Chambray: J. Crew Factory
Sweatshirt: J. Crew Factory
Jeans: Vigoss from Saks Fifth Avenue
Tips and what I learned from my horrible, truly epic busted run today:
- You should probably eat before you run.
- Also, drinking water is important. Do that occasionally.
- Don’t try and cry while you’re still running. You won’t have enough breath.
- When you’ve cooled down a bit, then call your mom and cry. Moms are good at listening to people sob incoherently on the phone.
- I’m really, really thankful and lucky that the worst thing that will happen to me today is that I can’t finish a run. Holy perspective, Batman!
- Friends are really good at cheering you up when you’re in the deep dark cave of failure, be that running failure or just general all-around epic failure.
- Go read some running blogs when you’re sad. While you might think it would make you feel worse, I promise that someone is there struggling like you are. It felt good to see that I wasn’t the only one who got all torn up about not completing a training run.
- Always attempt a long run with more free time ahead of you so that you have time to try, try again. Hopefully in cooler weather with more hydration.
Remember when I busted last time?
Maybe I’m just jinxed. I messed up my 7 miler last training cycle, too….
1. On gameday, we wear crimson and cream.
2. Avoid traffic and paying for parking by parking at a friend’s house or apartment complex and walking up to the stadium. It’s not that far. You’ll survive.
3. You will walk into every game saying, “I’m not going to buy any food, I’m just going to wait, we’re getting Cane’s after the game” and then you will find yourself with cheese fries and a lemon chill in your hand. Plan your bank account accordingly.
4. If you’re sitting in the student section, you will be standing for all 4 quarters. Don’t wear your brand new cowboy boots unless you want to be openly weeping while walking home. (I wouldn’t know anyone who has made that mistake…cough cough).
5. Yell, scream, mug for the cameras, boo the other team, catcall the cute players, sing all the songs (including the requisite playing of Sweet Caroline in the 4th quarter), and resist the urge to leave early. Because you won’t be a student forever, and even though someday you’ll be a rich alum with box seats, there’s nothing like being sandwiched between a drunk sweaty frat guy and the next OU head coach who loves critiquing every play.

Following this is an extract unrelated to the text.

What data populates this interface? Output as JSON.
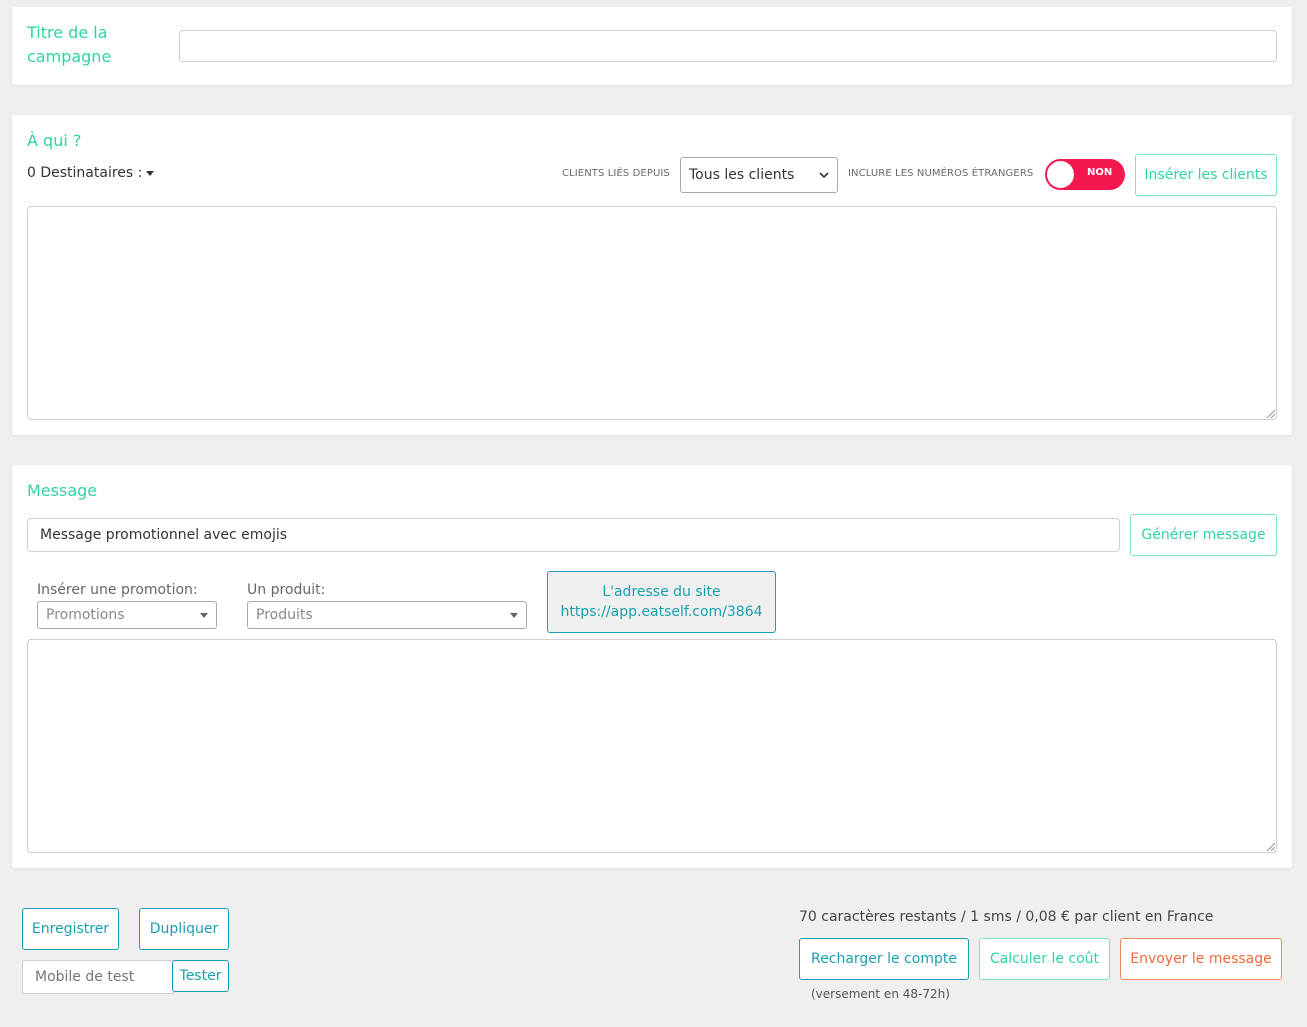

Everything’s clearer in the morning light. Hindsight is 20/20. Time heals all wounds.
Cliches are silly, but sometimes they’re based in truth.

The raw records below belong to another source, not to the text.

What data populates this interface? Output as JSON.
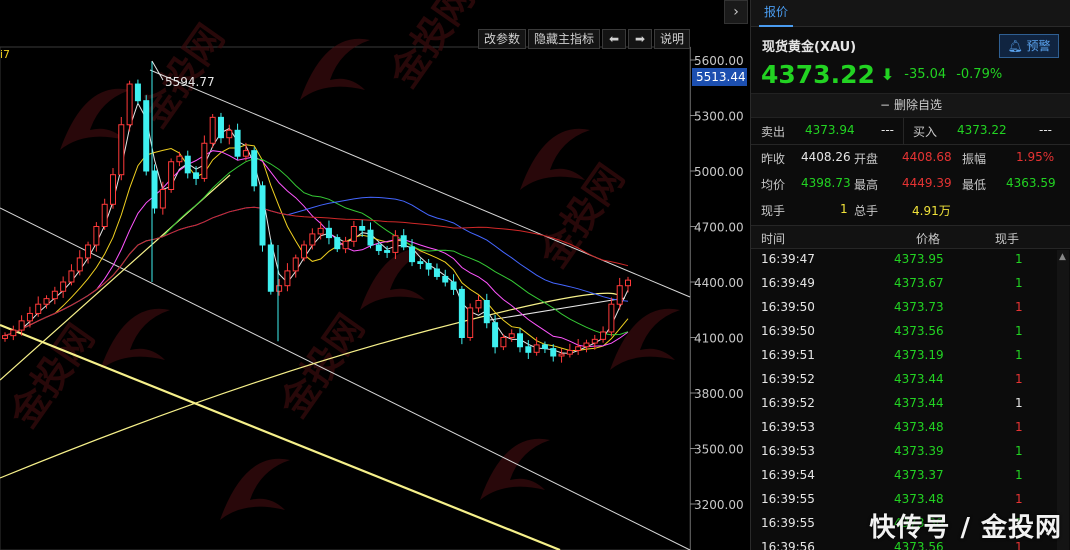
{
  "toolbar": {
    "change_params": "改参数",
    "hide_indicator": "隐藏主指标",
    "left_arrow": "⬅",
    "right_arrow": "➡",
    "explain": "说明"
  },
  "chart": {
    "top_left_fragment": "i7",
    "peak_label": "5594.77",
    "current_price_tag": "5513.44"
  },
  "chart_data": {
    "type": "candlestick",
    "y_axis": {
      "ticks": [
        5600,
        5300,
        5000,
        4700,
        4400,
        4100,
        3800,
        3500,
        3200
      ],
      "tick_labels": [
        "5600.00",
        "5300.00",
        "5000.00",
        "4700.00",
        "4400.00",
        "4100.00",
        "3800.00",
        "3500.00",
        "3200.00"
      ],
      "ylim": [
        3200,
        5600
      ]
    },
    "peak_high": 5594.77,
    "price_path": [
      4110,
      4140,
      4190,
      4230,
      4280,
      4310,
      4350,
      4400,
      4460,
      4530,
      4600,
      4700,
      4820,
      4980,
      5250,
      5470,
      5380,
      5000,
      4800,
      4900,
      5050,
      5080,
      4990,
      4960,
      5150,
      5290,
      5180,
      5220,
      5080,
      5110,
      4920,
      4600,
      4350,
      4380,
      4460,
      4530,
      4600,
      4660,
      4690,
      4640,
      4580,
      4620,
      4700,
      4680,
      4600,
      4570,
      4560,
      4650,
      4590,
      4510,
      4500,
      4470,
      4430,
      4400,
      4360,
      4100,
      4260,
      4300,
      4180,
      4050,
      4100,
      4120,
      4050,
      4020,
      4060,
      4040,
      4000,
      4010,
      4030,
      4050,
      4070,
      4090,
      4130,
      4280,
      4380,
      4410
    ]
  },
  "panel": {
    "tab": "报价",
    "name": "现货黄金(XAU)",
    "alert_label": "预警",
    "last_price": "4373.22",
    "change": "-35.04",
    "change_pct": "-0.79%",
    "watchlist_action": "删除自选",
    "sell_label": "卖出",
    "sell_price": "4373.94",
    "sell_qty": "---",
    "buy_label": "买入",
    "buy_price": "4373.22",
    "buy_qty": "---",
    "prev_close_label": "昨收",
    "prev_close": "4408.26",
    "open_label": "开盘",
    "open": "4408.68",
    "amplitude_label": "振幅",
    "amplitude": "1.95%",
    "avg_label": "均价",
    "avg": "4398.73",
    "high_label": "最高",
    "high": "4449.39",
    "low_label": "最低",
    "low": "4363.59",
    "cur_vol_label": "现手",
    "cur_vol": "1",
    "total_vol_label": "总手",
    "total_vol": "4.91万"
  },
  "ticks": {
    "header_time": "时间",
    "header_price": "价格",
    "header_vol": "现手",
    "rows": [
      {
        "time": "16:39:47",
        "price": "4373.95",
        "vol": "1",
        "dir": "up"
      },
      {
        "time": "16:39:49",
        "price": "4373.67",
        "vol": "1",
        "dir": "up"
      },
      {
        "time": "16:39:50",
        "price": "4373.73",
        "vol": "1",
        "dir": "down"
      },
      {
        "time": "16:39:50",
        "price": "4373.56",
        "vol": "1",
        "dir": "up"
      },
      {
        "time": "16:39:51",
        "price": "4373.19",
        "vol": "1",
        "dir": "up"
      },
      {
        "time": "16:39:52",
        "price": "4373.44",
        "vol": "1",
        "dir": "down"
      },
      {
        "time": "16:39:52",
        "price": "4373.44",
        "vol": "1",
        "dir": "flat"
      },
      {
        "time": "16:39:53",
        "price": "4373.48",
        "vol": "1",
        "dir": "down"
      },
      {
        "time": "16:39:53",
        "price": "4373.39",
        "vol": "1",
        "dir": "up"
      },
      {
        "time": "16:39:54",
        "price": "4373.37",
        "vol": "1",
        "dir": "up"
      },
      {
        "time": "16:39:55",
        "price": "4373.48",
        "vol": "1",
        "dir": "down"
      },
      {
        "time": "16:39:55",
        "price": "4373.30",
        "vol": "1",
        "dir": "up"
      },
      {
        "time": "16:39:56",
        "price": "4373.56",
        "vol": "1",
        "dir": "down"
      }
    ]
  },
  "watermark": "快传号 / 金投网"
}
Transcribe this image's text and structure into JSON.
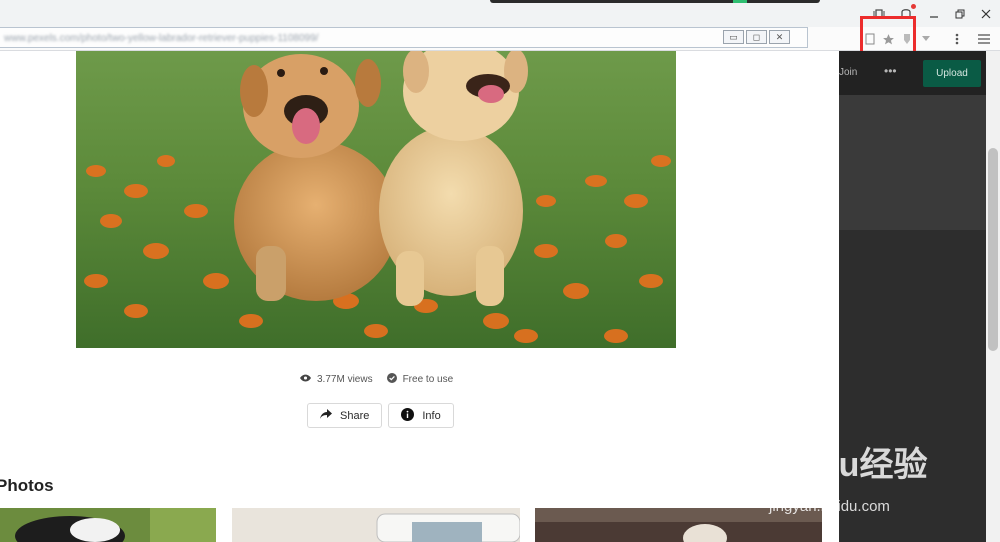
{
  "browser": {
    "url": "www.pexels.com/photo/two-yellow-labrador-retriever-puppies-1108099/",
    "highlight_color": "#ec2c2c"
  },
  "photo": {
    "views": "3.77M views",
    "license": "Free to use",
    "share_label": "Share",
    "info_label": "Info"
  },
  "related": {
    "title": "Photos"
  },
  "header_dark": {
    "join_label": "Join",
    "more_label": "•••",
    "upload_label": "Upload"
  },
  "watermark": {
    "brand": "Baidu经验",
    "site": "jingyan.baidu.com"
  },
  "icons": [
    "eye-icon",
    "check-circle-icon",
    "share-arrow-icon",
    "info-icon",
    "star-icon"
  ]
}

When we look back on what happened yesterday in Moore, Oklahoma, we’ll always remember the wind, the destruction, the children.
The mothers, fathers, brothers, sisters, and babies we couldn’t save with our human hands.
But hopefully we’ll also remember clearly and vividly the response.
The tireless, wall-to-wall efforts of meteorologists and journalists to serve the public interest and get the news to the people.
The first responders who saw the tragedy that was not shown to the masses.
The volunteers who flooded Red Cross offices, churches, and university campuses.
The resources and money that flowed in from points known and unknown.
I want to remember the people who walked toward the destruction, and the people who walked out from it.
The people with broken possessions but unbroken spirits.
I want to remember everything. So that’s why I’m writing it down.